» **THE PROBLEM**: From the entries provided below, copy each line that contains the word "icon".

» **INFORMATION**:
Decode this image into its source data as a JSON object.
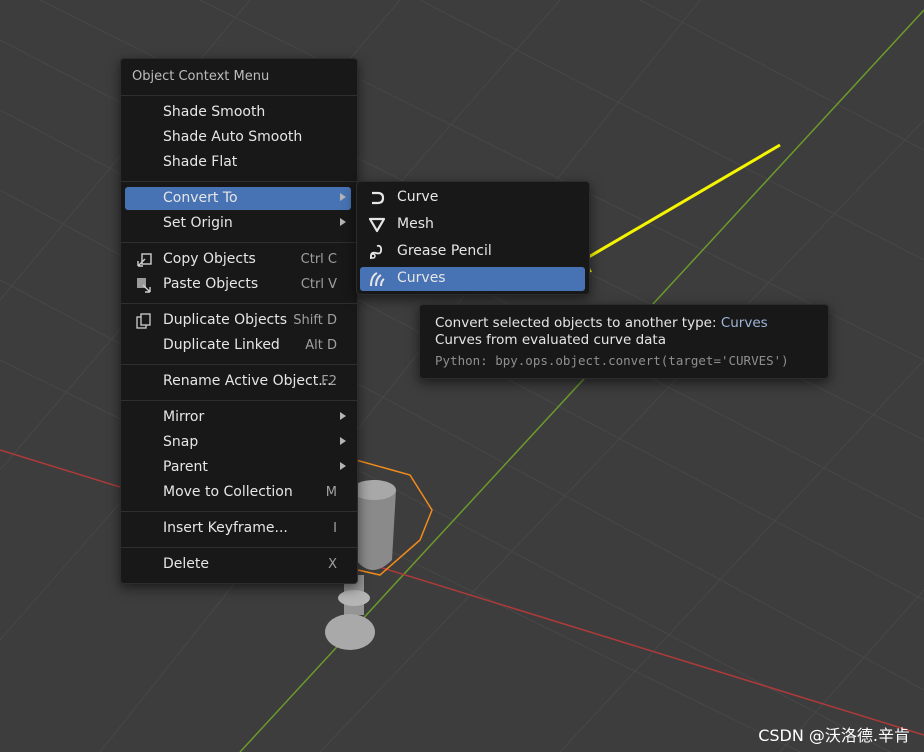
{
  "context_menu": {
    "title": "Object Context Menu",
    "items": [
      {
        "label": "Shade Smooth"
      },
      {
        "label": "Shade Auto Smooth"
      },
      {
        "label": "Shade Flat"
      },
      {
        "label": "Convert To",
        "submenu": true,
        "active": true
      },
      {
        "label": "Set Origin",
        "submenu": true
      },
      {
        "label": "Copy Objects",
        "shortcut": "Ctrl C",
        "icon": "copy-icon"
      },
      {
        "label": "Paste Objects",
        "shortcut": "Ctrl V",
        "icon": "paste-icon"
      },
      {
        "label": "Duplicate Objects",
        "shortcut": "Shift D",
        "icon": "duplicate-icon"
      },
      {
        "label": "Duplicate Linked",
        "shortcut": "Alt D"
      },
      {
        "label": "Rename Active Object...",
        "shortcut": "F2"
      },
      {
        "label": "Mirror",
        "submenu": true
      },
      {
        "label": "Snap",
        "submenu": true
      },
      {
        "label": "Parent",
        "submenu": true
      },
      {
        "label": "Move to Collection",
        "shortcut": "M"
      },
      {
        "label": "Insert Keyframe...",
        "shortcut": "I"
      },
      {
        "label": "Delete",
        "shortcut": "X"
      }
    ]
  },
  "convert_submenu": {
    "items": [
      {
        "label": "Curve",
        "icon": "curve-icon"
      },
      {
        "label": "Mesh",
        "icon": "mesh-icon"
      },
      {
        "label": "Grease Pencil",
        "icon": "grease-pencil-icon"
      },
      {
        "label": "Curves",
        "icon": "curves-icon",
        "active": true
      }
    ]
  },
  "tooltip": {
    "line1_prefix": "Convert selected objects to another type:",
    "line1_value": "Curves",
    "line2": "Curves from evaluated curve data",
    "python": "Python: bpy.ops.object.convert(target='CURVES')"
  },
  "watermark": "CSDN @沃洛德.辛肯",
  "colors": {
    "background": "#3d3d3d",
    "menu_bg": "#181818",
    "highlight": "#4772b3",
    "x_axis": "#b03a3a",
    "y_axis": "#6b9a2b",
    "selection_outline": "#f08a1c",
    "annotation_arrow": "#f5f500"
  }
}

» **RESULT BELOW**:
        "icon": "copy-icon"
        "icon": "paste-icon"
        "icon": "duplicate-icon"
        "icon": "curve-icon"
        "icon": "mesh-icon"
        "icon": "grease-pencil-icon"
        "icon": "curves-icon",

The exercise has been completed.